from academia to athletica

Recently I read this article in Runner’s World, about the author’s journey into health. He comments on how the memory of being fat never entirely goes away, even after you become fit.

I think I sympathize, albeit in a very different way. Throughout my days in elementary, junior high, and high school, I was an academic. I was (and still am) a geek. I was the student who everyone hated because I blew the curve on tests with my near-100% scores. Yes, I was THAT student.

(I’m not trying to brag. Really. Keep reading, I’m making a point.)

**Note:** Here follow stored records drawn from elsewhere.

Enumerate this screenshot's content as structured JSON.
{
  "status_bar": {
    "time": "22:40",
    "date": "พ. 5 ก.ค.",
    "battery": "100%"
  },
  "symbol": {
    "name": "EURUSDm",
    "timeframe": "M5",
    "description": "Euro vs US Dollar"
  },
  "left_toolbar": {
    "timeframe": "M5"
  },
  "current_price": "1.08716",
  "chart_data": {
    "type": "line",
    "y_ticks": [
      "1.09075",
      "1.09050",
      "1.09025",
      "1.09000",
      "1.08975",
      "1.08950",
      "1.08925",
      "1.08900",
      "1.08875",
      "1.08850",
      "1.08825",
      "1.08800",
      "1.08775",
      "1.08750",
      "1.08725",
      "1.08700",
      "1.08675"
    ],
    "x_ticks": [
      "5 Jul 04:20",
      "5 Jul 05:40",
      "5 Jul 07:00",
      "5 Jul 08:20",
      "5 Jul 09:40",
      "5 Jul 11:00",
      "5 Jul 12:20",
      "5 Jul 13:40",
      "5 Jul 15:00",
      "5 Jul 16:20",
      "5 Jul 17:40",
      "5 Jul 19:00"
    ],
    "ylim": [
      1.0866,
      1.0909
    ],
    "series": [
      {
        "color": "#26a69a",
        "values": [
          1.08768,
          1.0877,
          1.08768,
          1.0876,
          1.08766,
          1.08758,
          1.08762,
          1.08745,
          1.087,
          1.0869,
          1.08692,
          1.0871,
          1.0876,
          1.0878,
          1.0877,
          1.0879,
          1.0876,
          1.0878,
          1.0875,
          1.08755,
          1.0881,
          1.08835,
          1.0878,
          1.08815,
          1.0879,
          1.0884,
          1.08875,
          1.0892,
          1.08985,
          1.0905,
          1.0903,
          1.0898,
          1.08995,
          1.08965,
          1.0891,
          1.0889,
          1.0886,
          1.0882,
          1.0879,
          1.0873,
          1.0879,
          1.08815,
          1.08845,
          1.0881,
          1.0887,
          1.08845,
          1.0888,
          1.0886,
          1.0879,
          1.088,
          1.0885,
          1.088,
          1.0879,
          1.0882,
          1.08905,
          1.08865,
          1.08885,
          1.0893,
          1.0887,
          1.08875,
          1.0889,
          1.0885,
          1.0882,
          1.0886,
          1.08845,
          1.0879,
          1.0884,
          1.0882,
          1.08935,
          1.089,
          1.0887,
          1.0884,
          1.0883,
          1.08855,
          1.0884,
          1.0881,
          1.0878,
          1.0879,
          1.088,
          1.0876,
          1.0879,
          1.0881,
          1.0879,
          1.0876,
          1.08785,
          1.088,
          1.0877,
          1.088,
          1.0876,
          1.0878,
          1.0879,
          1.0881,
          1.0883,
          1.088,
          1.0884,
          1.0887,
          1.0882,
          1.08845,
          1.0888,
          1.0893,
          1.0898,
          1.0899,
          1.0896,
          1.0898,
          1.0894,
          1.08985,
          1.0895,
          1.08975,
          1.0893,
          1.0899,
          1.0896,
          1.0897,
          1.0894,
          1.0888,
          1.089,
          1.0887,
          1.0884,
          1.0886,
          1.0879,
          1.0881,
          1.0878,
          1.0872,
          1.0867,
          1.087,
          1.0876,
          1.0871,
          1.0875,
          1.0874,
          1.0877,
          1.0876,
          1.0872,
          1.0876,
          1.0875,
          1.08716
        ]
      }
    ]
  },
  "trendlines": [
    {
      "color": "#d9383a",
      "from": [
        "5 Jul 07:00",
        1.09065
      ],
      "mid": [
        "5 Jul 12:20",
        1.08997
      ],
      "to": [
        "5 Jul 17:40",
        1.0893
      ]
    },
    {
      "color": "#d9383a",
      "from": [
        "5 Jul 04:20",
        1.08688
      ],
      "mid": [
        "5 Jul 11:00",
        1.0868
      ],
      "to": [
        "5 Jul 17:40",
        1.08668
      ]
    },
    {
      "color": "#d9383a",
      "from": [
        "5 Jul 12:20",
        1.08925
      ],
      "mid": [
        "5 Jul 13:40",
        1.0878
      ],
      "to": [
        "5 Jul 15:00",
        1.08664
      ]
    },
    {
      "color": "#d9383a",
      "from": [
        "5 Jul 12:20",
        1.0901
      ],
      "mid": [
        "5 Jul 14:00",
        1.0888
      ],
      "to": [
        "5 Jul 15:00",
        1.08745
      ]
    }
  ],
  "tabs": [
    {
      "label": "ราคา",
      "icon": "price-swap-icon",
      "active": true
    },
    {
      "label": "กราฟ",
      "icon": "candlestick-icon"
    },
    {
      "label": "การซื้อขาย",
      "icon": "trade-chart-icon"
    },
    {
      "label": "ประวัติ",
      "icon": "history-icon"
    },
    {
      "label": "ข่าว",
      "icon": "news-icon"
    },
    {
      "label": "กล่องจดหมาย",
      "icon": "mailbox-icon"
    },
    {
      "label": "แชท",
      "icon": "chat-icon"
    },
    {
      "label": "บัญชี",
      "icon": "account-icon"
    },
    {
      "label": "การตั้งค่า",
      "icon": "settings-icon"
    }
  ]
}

The ONLY class in which I was not successful was PE. I would get high scores for “effort” but I was terribly uncoordinated. (I still am, honestly. I can handle running, but I’m not good at sports that involve doing one thing with my hands while simultaneously doing something different with my feet!) And that was fine. When someone asked if I was involved in sports, I’d laugh and tell them, I’m not an athlete. I’m on the academic team.

Today, I still struggle with that. In the back of my mind, there’s always a voice telling me, “You’re not an athlete. Remember, you were on the ACADEMIC team, for goodness’ sake!”

Sidebar: I am in no way criticizing academic teams. I loved the academic team. We had a fantastic coach, and it provided a great place for us geeks to “belong”. I have so many good memories from that.

When I’m on a particularly long or otherwise challenging run, this is the voice in my head that I have to fight. That’s what I hear when my legs are aching or my lungs are screaming.

Even as I become healthier and happier, I sometimes fight the fear that I’ll slip away from this. What if one missed workout turns into two, then three, and then one day I wake up as my old self- academic and out of shape? What if I spend all this money on shoes, running gear, and race fees only to have the gear gathering dust in my closet one day?

Running is not about being smart or about being dumb. It’s about the fear that if I let myself go, that my “old” self will catch up. Yet I also keep running because I believe that, with each step, I’m leaving my old self behind. Slowly, one agonizing mile at a time, I’m becoming a new person, someone I barely recognize but someone who I embrace with all my heart.